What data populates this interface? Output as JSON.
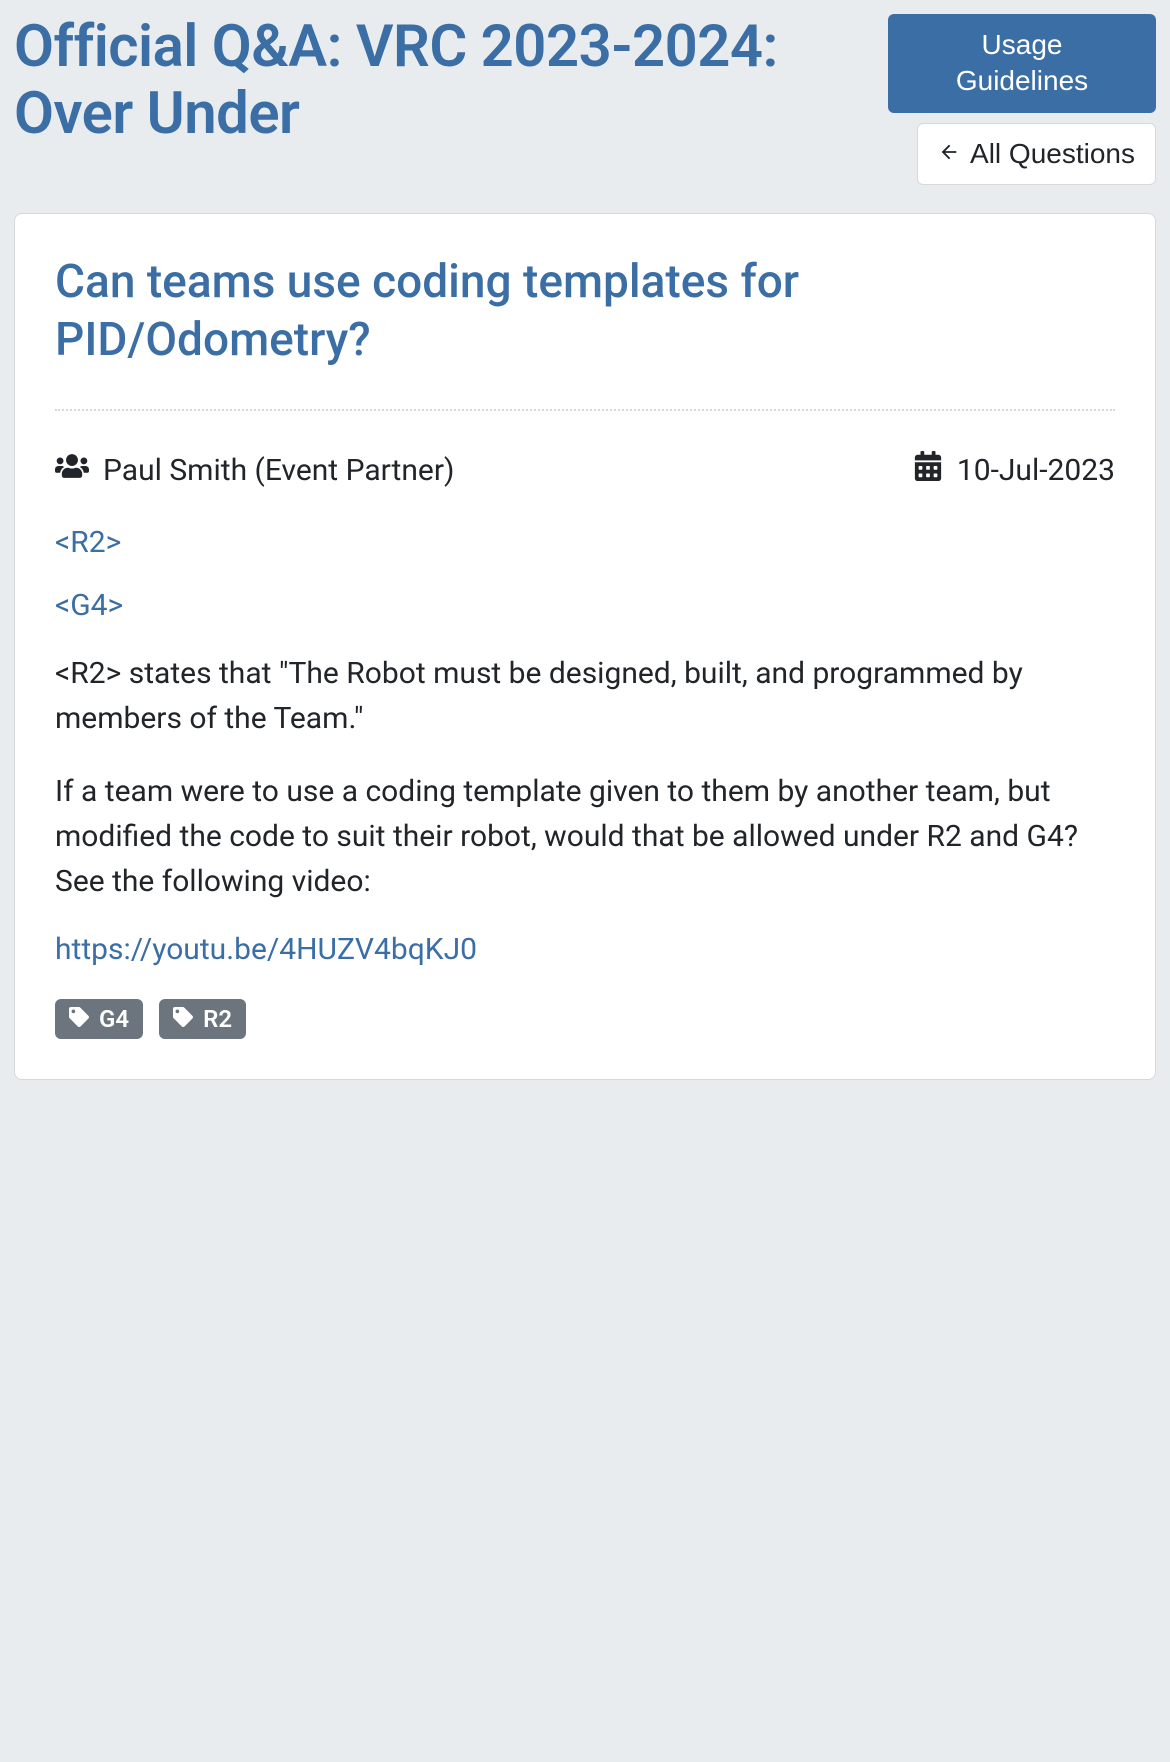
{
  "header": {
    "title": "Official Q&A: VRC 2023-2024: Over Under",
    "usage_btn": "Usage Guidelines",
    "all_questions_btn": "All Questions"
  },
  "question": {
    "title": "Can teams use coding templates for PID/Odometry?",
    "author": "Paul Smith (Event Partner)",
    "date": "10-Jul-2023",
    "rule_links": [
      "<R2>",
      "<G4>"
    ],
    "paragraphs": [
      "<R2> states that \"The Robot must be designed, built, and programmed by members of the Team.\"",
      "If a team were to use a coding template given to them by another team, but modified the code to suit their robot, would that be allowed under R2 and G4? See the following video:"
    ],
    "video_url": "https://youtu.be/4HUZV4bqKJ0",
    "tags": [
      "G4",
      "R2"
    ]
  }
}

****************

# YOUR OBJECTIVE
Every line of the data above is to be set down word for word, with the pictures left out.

# ANSWER BOX
What data populates this interface? Output as JSON.
{
  "header": {
    "title": "Official Q&A: VRC 2023-2024: Over Under",
    "usage_btn": "Usage Guidelines",
    "all_questions_btn": "All Questions"
  },
  "question": {
    "title": "Can teams use coding templates for PID/Odometry?",
    "author": "Paul Smith (Event Partner)",
    "date": "10-Jul-2023",
    "rule_links": [
      "<R2>",
      "<G4>"
    ],
    "paragraphs": [
      "<R2> states that \"The Robot must be designed, built, and programmed by members of the Team.\"",
      "If a team were to use a coding template given to them by another team, but modified the code to suit their robot, would that be allowed under R2 and G4? See the following video:"
    ],
    "video_url": "https://youtu.be/4HUZV4bqKJ0",
    "tags": [
      "G4",
      "R2"
    ]
  }
}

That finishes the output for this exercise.